The Coalition for Cultural Diversity, in cooperation with Comité de Vigilance pour la diversité culturelle, helped organized the Deuxième rencontres internationales des organisations professionnelles de la culture held in Paris from February 2 to 4, 2003. This international event drew some 100 professional associations from over 30 countries.
La Déclaration du Louvre : "Déclaration finale des Deuxièmes Rencontres internationales des organisations professionnelles de la culture", 4 février 2003
Comité de Vigilance pour la diversité culturelle is a French organization representing professional cultural organizations (film, performing arts, publishing, music, graphic and visual arts, multimedia) that defends cultural diversity in the face of international trade negotiations. The Committee coordinates the actions of French, European, and international bodies that share similar goals.
Comité de Vigilance and the Canadian coalition together staff the secretariat of the International Liaison Committee of Coalitions for Cultural Diversity. The International Liaison Committee has nine members (Argentina, Australia, Canada, Chile, Korea, France, Mexico, New Zealand, and Senegal) representing over 170 cultural professional associations. The Canadian coalition and Comité de Vigilance maintain links with foreign professional organizations and international federations that have similar concerns and objectives, and encourage professional organizations worldwide to join forces in national coalitions that can defend cultural diversity with their governments. Two new cultural diversity coalitions were established in 2003, one in Senegal (April 2003), the other in Burkina Faso (December 2003).
The International Network for Cultural Diversity (INCD) is a worldwide network representing artists and cultural activists, organizations, and industries from every continent and every sector and field of the cultural community. It draws its member organizations from over 50 countries and dedicates its efforts to opposing the cultural homogenization resulting from globalization. INCD holds annual conferences on cultural diversity issues and also participates in meetings on cultural diversity and globalization.

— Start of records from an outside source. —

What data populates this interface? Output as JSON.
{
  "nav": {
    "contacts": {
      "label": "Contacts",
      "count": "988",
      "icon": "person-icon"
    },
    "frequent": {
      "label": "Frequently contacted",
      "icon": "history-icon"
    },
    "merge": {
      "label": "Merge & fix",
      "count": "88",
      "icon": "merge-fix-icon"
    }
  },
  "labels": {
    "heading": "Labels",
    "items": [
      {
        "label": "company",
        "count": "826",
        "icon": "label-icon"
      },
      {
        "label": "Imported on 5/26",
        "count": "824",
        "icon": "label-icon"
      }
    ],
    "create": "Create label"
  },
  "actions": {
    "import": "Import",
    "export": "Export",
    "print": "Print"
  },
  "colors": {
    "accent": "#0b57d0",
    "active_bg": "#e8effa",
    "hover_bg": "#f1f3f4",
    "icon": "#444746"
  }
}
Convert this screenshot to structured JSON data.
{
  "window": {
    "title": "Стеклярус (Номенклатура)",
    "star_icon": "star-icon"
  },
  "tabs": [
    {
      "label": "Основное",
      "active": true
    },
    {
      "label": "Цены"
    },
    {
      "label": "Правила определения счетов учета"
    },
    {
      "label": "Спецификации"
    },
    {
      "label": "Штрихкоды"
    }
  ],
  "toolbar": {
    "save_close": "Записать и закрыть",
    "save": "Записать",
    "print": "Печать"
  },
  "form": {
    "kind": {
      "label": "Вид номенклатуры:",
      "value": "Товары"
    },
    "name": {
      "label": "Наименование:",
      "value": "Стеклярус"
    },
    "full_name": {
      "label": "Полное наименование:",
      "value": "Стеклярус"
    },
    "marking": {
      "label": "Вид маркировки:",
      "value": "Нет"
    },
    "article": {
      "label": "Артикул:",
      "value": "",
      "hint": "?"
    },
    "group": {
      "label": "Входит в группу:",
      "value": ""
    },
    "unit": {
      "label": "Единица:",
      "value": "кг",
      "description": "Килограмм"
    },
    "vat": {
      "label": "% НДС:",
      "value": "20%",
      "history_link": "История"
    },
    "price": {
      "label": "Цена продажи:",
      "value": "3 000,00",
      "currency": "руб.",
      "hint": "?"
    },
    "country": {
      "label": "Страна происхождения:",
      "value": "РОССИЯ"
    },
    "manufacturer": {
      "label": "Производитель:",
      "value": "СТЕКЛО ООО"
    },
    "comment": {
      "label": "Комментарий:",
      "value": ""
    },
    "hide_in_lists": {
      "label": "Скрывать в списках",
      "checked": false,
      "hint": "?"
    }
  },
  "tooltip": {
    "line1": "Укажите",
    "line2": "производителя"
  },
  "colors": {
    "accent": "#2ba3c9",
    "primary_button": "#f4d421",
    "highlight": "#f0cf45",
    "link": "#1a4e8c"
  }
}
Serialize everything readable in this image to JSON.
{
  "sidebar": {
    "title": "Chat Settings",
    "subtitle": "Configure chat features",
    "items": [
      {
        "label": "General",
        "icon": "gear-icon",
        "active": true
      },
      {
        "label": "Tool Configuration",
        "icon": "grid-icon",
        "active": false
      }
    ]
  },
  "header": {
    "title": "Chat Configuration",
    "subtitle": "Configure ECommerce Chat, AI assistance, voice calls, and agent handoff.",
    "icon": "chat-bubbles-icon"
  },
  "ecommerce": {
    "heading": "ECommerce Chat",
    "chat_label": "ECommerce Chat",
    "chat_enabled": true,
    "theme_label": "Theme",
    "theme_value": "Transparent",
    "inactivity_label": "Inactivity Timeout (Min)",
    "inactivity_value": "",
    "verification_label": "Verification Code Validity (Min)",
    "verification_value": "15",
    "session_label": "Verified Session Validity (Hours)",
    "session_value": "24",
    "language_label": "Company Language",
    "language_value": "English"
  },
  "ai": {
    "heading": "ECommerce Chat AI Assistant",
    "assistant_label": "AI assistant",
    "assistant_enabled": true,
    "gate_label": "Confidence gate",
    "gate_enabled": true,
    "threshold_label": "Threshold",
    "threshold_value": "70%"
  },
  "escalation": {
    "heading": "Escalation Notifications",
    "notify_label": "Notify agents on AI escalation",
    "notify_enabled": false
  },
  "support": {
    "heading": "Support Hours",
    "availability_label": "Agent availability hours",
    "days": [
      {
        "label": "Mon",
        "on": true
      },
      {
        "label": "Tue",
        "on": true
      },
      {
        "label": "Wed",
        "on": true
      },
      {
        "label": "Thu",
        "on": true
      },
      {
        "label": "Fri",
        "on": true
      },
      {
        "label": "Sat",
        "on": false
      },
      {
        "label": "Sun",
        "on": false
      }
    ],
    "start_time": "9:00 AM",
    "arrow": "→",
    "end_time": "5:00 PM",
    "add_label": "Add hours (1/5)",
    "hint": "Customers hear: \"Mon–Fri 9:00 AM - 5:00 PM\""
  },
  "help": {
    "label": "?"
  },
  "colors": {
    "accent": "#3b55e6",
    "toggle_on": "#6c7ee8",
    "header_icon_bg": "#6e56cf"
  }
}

The 13th Rencontres Cinématographiques de Beaune held in France in October 2003 drew 450 directors and film industry professionals of various nationalities to discuss European and international issues, including cultural diversity.